Fluoride is a wonder substance for your teeth. It’s alarming, then, to note that some might lack it, especially children. Not all US states, for instance, have fluoridated water sources. And while most toothpaste contains fluoride, you can never be too sure.
But what is it about fluoride that makes it so essential to teeth? And how can you ensure that your child is getting enough of it? Let’s look into it further.
Fluoride fortifies your teeth against decay
Rebecca Felsenthal, in her article for Parents, notes that tooth decay is a lot more common in young children “than any other chronic illness,” such as “asthma and diabetes.” There’s a lot of factors that might contribute this, such as the amount of sugar in the standard American diet and the increasing ubiquity of fluoride-less bottled water.

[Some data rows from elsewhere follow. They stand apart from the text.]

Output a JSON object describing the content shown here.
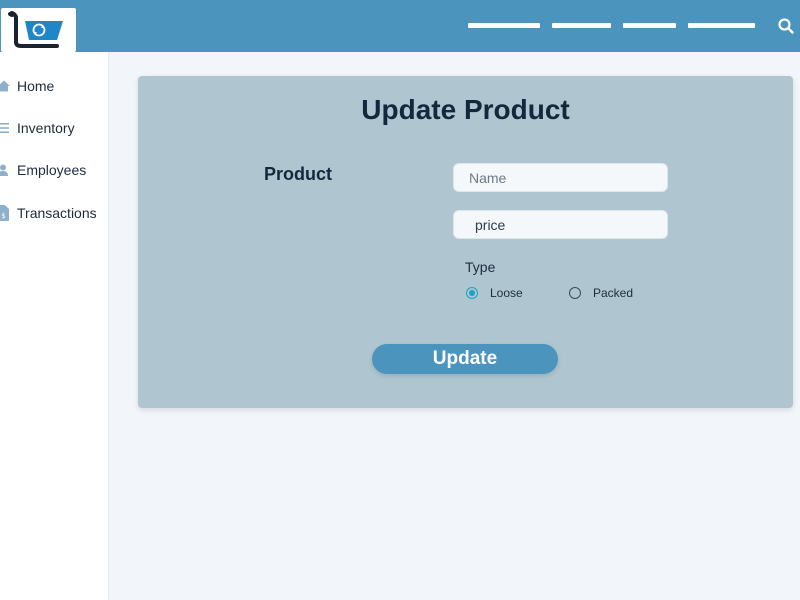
{
  "header": {
    "nav_count": 4,
    "colors": {
      "bar": "#4a94be",
      "logo_blue": "#1f86c8",
      "logo_dark": "#1b2230"
    }
  },
  "sidebar": {
    "items": [
      {
        "label": "Home",
        "icon": "home-icon"
      },
      {
        "label": "Inventory",
        "icon": "list-icon"
      },
      {
        "label": "Employees",
        "icon": "user-icon"
      },
      {
        "label": "Transactions",
        "icon": "document-dollar-icon"
      }
    ]
  },
  "form": {
    "title": "Update Product",
    "section_label": "Product",
    "name_placeholder": "Name",
    "price_placeholder": "price",
    "type_label": "Type",
    "type_options": [
      {
        "label": "Loose",
        "checked": true
      },
      {
        "label": "Packed",
        "checked": false
      }
    ],
    "submit_label": "Update"
  },
  "colors": {
    "accent": "#4a94be",
    "card_bg": "#afc5cf",
    "radio_checked": "#17a2c7",
    "text_dark": "#13283d"
  }
}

And if the parents of the child are prone to cavities, they might end up passing on oral bacteria to their kids by sharing eating implements or toothbrushes.

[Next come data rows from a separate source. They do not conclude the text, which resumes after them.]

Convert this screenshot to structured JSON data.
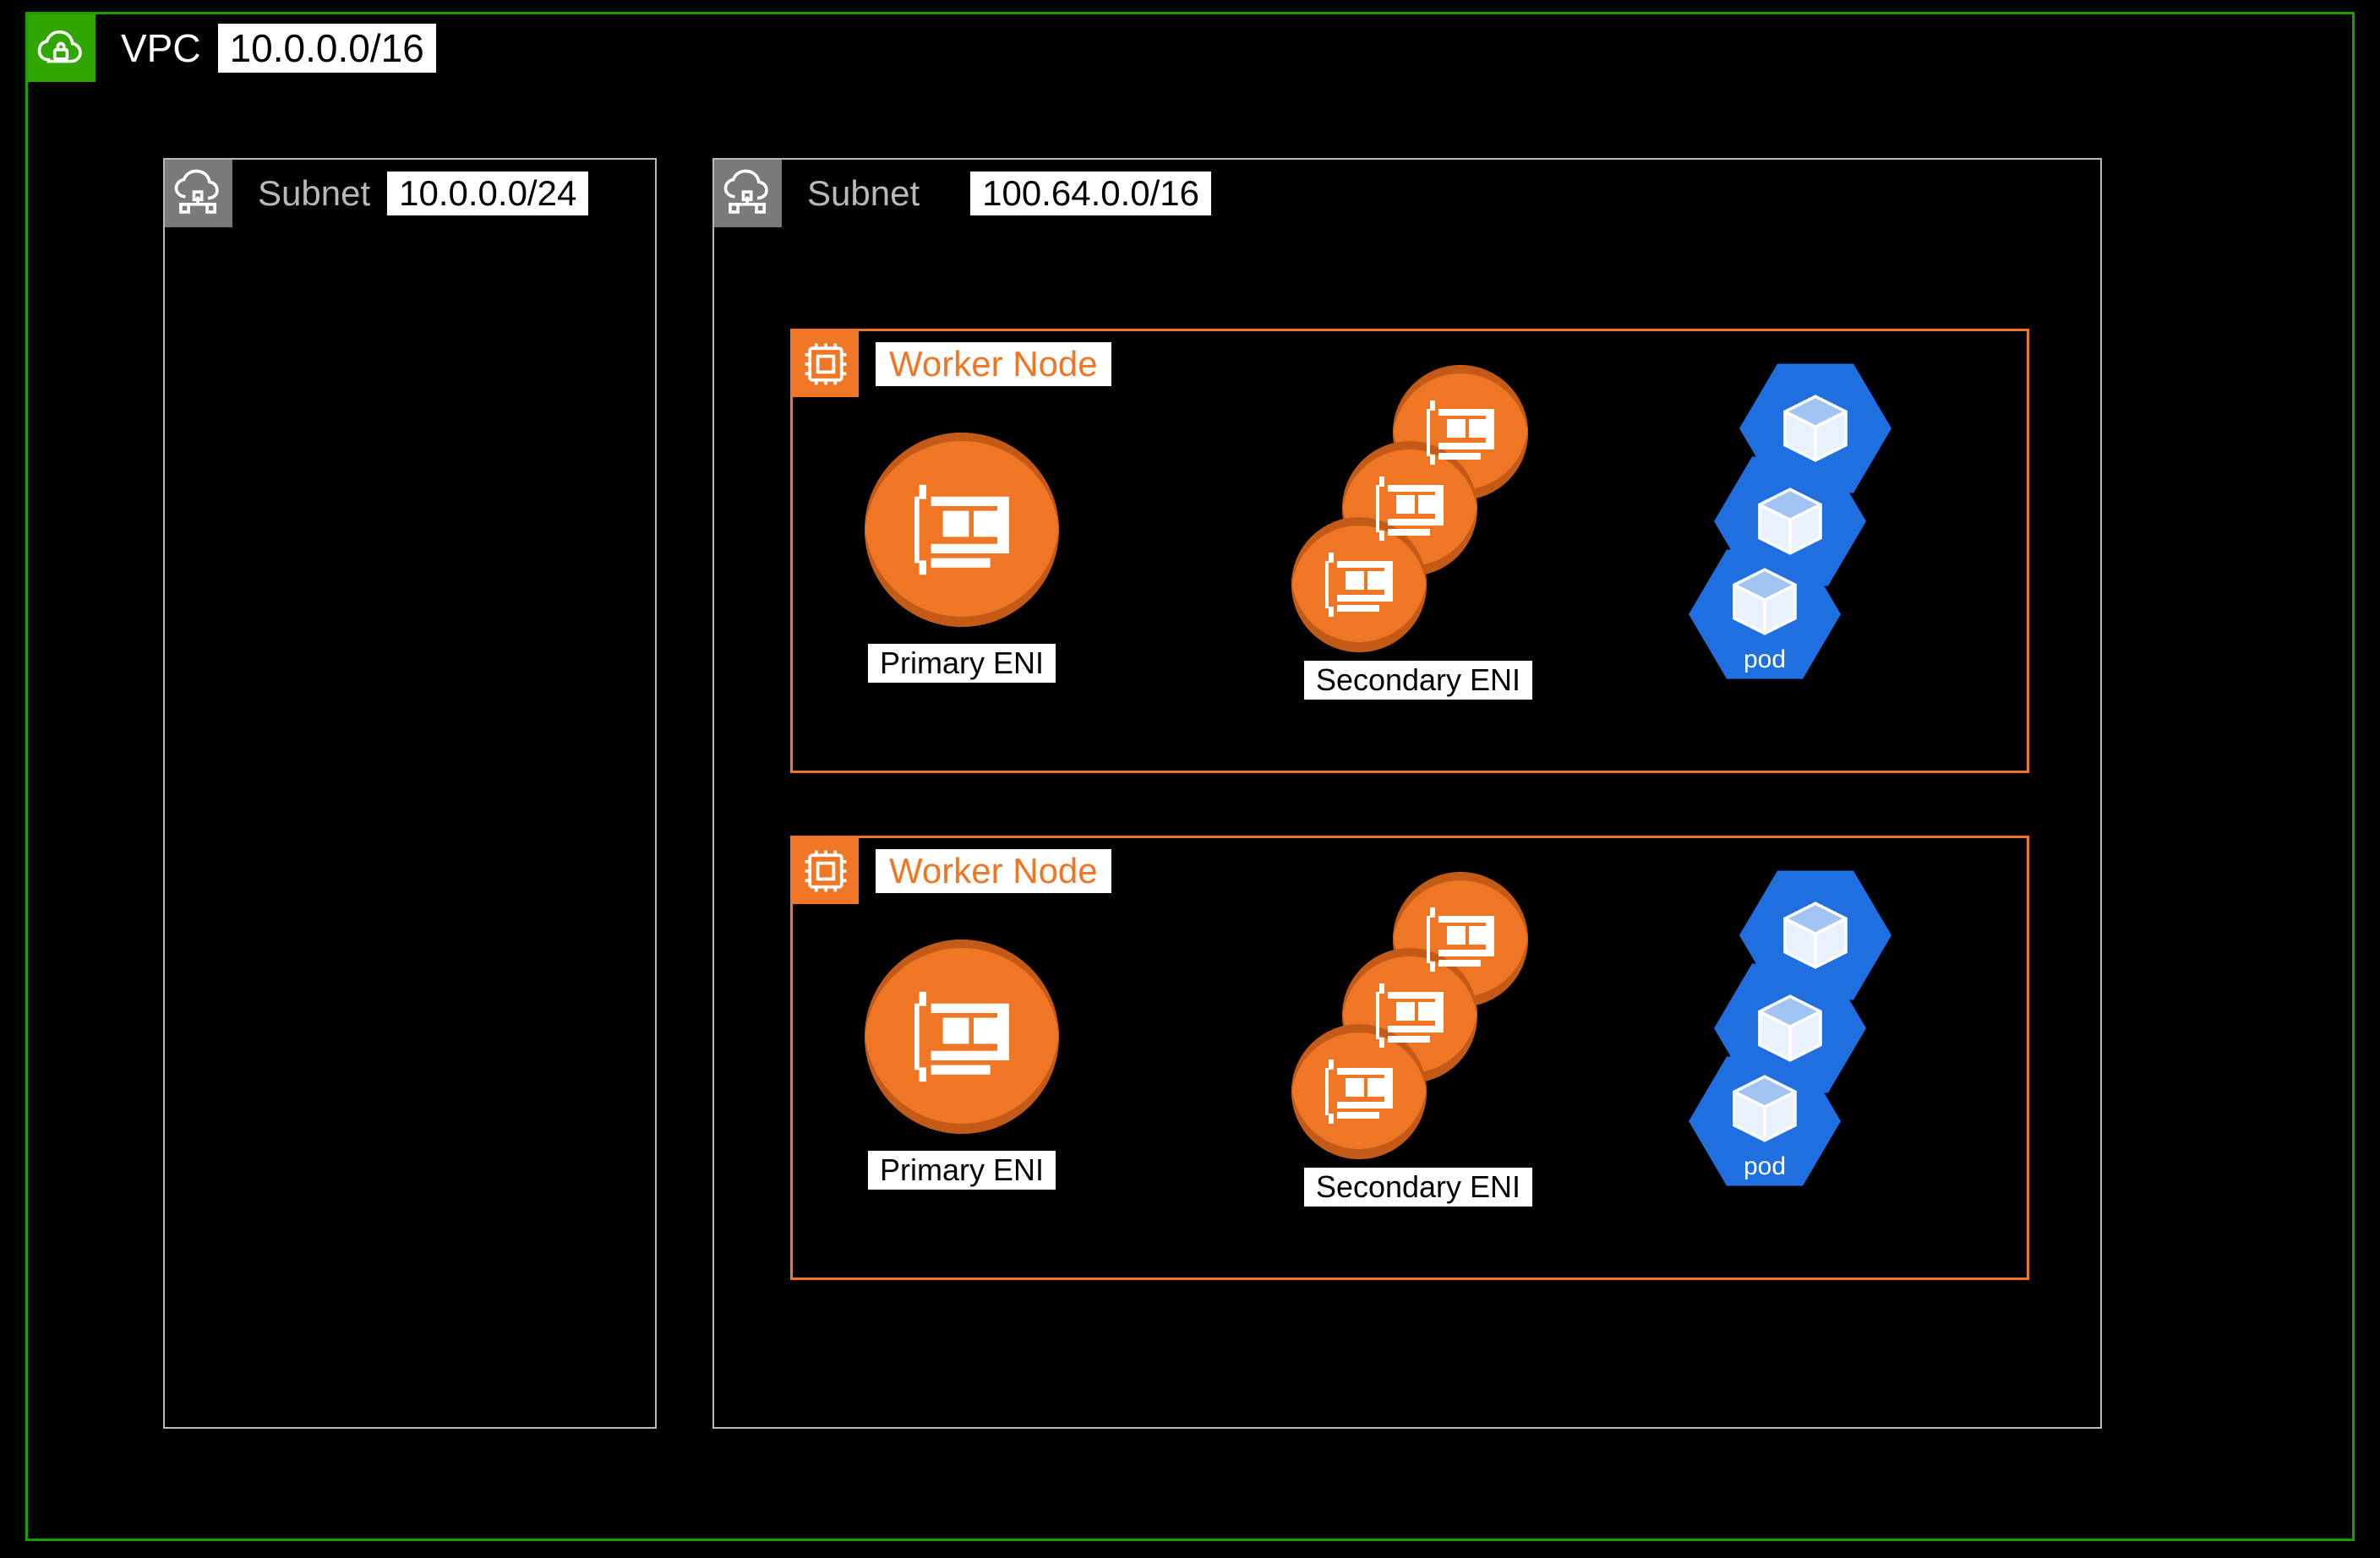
{
  "vpc": {
    "label": "VPC",
    "cidr": "10.0.0.0/16"
  },
  "subnets": [
    {
      "label": "Subnet",
      "cidr": "10.0.0.0/24"
    },
    {
      "label": "Subnet",
      "cidr": "100.64.0.0/16"
    }
  ],
  "worker_nodes": [
    {
      "label": "Worker Node",
      "primary_eni_label": "Primary ENI",
      "secondary_eni_label": "Secondary ENI",
      "pod_label": "pod"
    },
    {
      "label": "Worker Node",
      "primary_eni_label": "Primary ENI",
      "secondary_eni_label": "Secondary ENI",
      "pod_label": "pod"
    }
  ],
  "colors": {
    "vpc_border": "#15a000",
    "vpc_icon_bg": "#31a500",
    "subnet_border": "#b9b9b9",
    "subnet_icon_bg": "#7a7a7a",
    "node_border": "#ee7624",
    "eni_fill": "#ee7624",
    "pod_fill": "#1f6fe0"
  }
}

To understand why these conditions are ripe for tooth decay, it’s essential to know how a cavity forms. Cavities, in a nutshell, are portions of the tooth that collapsed. These areas usually lack calcium due to bacteria eating away at it. The more harmful bacteria you have in your mouth, the more prone you are to cavities. These germs are also sustained by sugar, which is why individuals with high-sugar diets are more susceptible to tooth decay than others.
A regular intake of fluoride, then, can help mitigate these incidences by strengthening your teeth. When you intake fluoride either from food sources or toothbrushing, it returns the minerals your teeth lost, reversing the decaying process. More than that, however, it also binds to other minerals in your teeth—such as phosphate and calcium—making it harder for bacteria to penetrate the teeth.
How can I know if my child has enough fluoride?
Since we know what fluoride can do for you, the question is this: how can you tell if your child is taking the right amount of fluoride?
Answer? You can’t. The closest thing you can do to ensure that they have enough of it is by monitoring what they intake—do they drink enough fluoridated water? Are they getting enough of it in their meals? Does their toothpaste have fluoride? Just make sure you don’t overdo it. An excess intake of fluoride could cause fluorosis, which over time could impact your bones.
But while you might not be able to pinpoint whether your child has enough fluoride, your dentist certainly can. Since fluoride affects the teeth, babies don’t need to make the appointment until they’re six months old. During that time, your pediatric dentist will tell whether your little one might need to up their fluoride intake, often by the plaque building up their gums. During the visit, your dentist could also prescribe a plan of action to prevent further complications. In the meantime, good old dental hygiene is enough to tame the tides ‘til then.